_Your assignment_
The required output is the exact run of lines from the one that contains "Enumerate this screenshot's" to the end of the data, with every picture left out.

_Source material_

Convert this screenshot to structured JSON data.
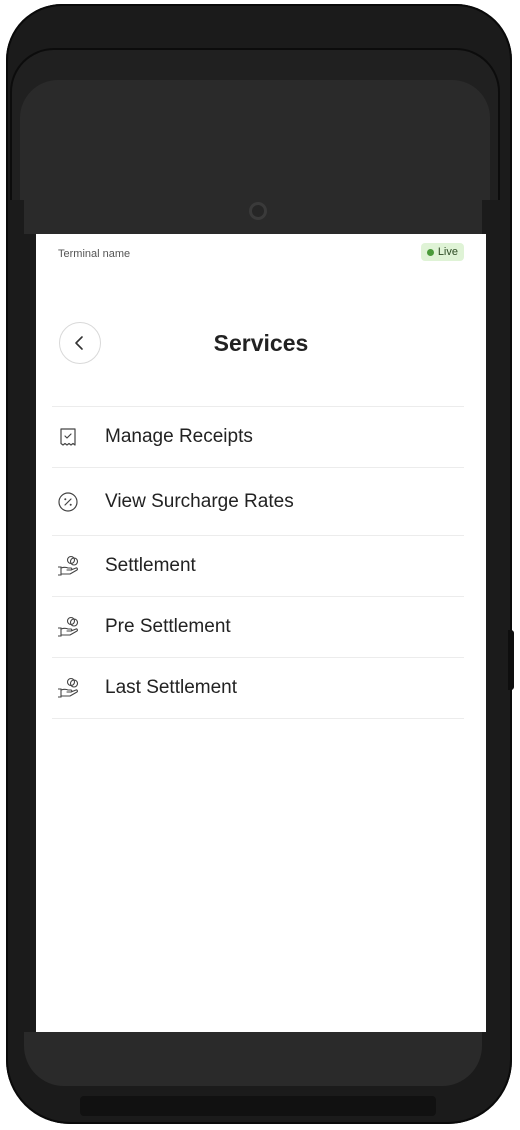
{
  "status": {
    "terminal_label": "Terminal name",
    "live_label": "Live"
  },
  "header": {
    "title": "Services"
  },
  "menu": {
    "items": [
      {
        "label": "Manage Receipts",
        "icon": "receipt-check-icon"
      },
      {
        "label": "View Surcharge Rates",
        "icon": "percent-circle-icon"
      },
      {
        "label": "Settlement",
        "icon": "hand-coins-icon"
      },
      {
        "label": "Pre Settlement",
        "icon": "hand-coins-icon"
      },
      {
        "label": "Last Settlement",
        "icon": "hand-coins-icon"
      }
    ]
  },
  "colors": {
    "device_body": "#1b1b1b",
    "live_badge_bg": "#dff3d6",
    "live_dot": "#4a9a3a",
    "text_primary": "#222222",
    "divider": "#ececec"
  }
}
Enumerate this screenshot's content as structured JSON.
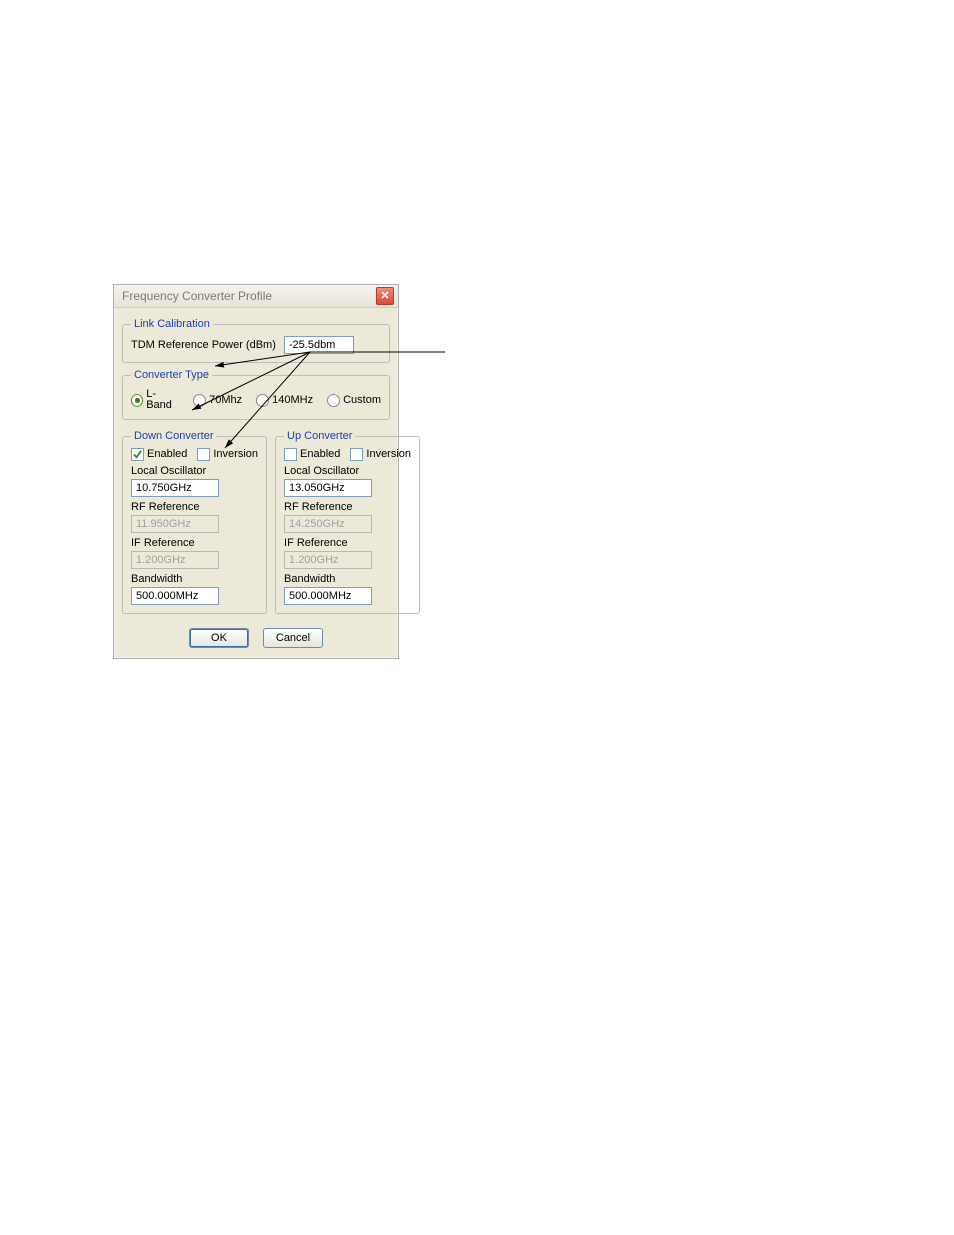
{
  "dialog": {
    "title": "Frequency Converter Profile"
  },
  "link_calibration": {
    "legend": "Link Calibration",
    "tdm_label": "TDM Reference Power (dBm)",
    "tdm_value": "-25.5dbm"
  },
  "converter_type": {
    "legend": "Converter Type",
    "options": {
      "lband": "L-Band",
      "m70": "70Mhz",
      "m140": "140MHz",
      "custom": "Custom"
    },
    "selected": "lband"
  },
  "down_converter": {
    "legend": "Down Converter",
    "enabled_label": "Enabled",
    "enabled": true,
    "inversion_label": "Inversion",
    "inversion": false,
    "local_oscillator_label": "Local Oscillator",
    "local_oscillator": "10.750GHz",
    "rf_reference_label": "RF Reference",
    "rf_reference": "11.950GHz",
    "if_reference_label": "IF Reference",
    "if_reference": "1.200GHz",
    "bandwidth_label": "Bandwidth",
    "bandwidth": "500.000MHz"
  },
  "up_converter": {
    "legend": "Up Converter",
    "enabled_label": "Enabled",
    "enabled": false,
    "inversion_label": "Inversion",
    "inversion": false,
    "local_oscillator_label": "Local Oscillator",
    "local_oscillator": "13.050GHz",
    "rf_reference_label": "RF Reference",
    "rf_reference": "14.250GHz",
    "if_reference_label": "IF Reference",
    "if_reference": "1.200GHz",
    "bandwidth_label": "Bandwidth",
    "bandwidth": "500.000MHz"
  },
  "buttons": {
    "ok": "OK",
    "cancel": "Cancel"
  }
}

_Response below_
Enumerate this screenshot's content as structured JSON.
{
  "dialog": {
    "title": "Frequency Converter Profile"
  },
  "link_calibration": {
    "legend": "Link Calibration",
    "tdm_label": "TDM Reference Power (dBm)",
    "tdm_value": "-25.5dbm"
  },
  "converter_type": {
    "legend": "Converter Type",
    "options": {
      "lband": "L-Band",
      "m70": "70Mhz",
      "m140": "140MHz",
      "custom": "Custom"
    },
    "selected": "lband"
  },
  "down_converter": {
    "legend": "Down Converter",
    "enabled_label": "Enabled",
    "enabled": true,
    "inversion_label": "Inversion",
    "inversion": false,
    "local_oscillator_label": "Local Oscillator",
    "local_oscillator": "10.750GHz",
    "rf_reference_label": "RF Reference",
    "rf_reference": "11.950GHz",
    "if_reference_label": "IF Reference",
    "if_reference": "1.200GHz",
    "bandwidth_label": "Bandwidth",
    "bandwidth": "500.000MHz"
  },
  "up_converter": {
    "legend": "Up Converter",
    "enabled_label": "Enabled",
    "enabled": false,
    "inversion_label": "Inversion",
    "inversion": false,
    "local_oscillator_label": "Local Oscillator",
    "local_oscillator": "13.050GHz",
    "rf_reference_label": "RF Reference",
    "rf_reference": "14.250GHz",
    "if_reference_label": "IF Reference",
    "if_reference": "1.200GHz",
    "bandwidth_label": "Bandwidth",
    "bandwidth": "500.000MHz"
  },
  "buttons": {
    "ok": "OK",
    "cancel": "Cancel"
  }
}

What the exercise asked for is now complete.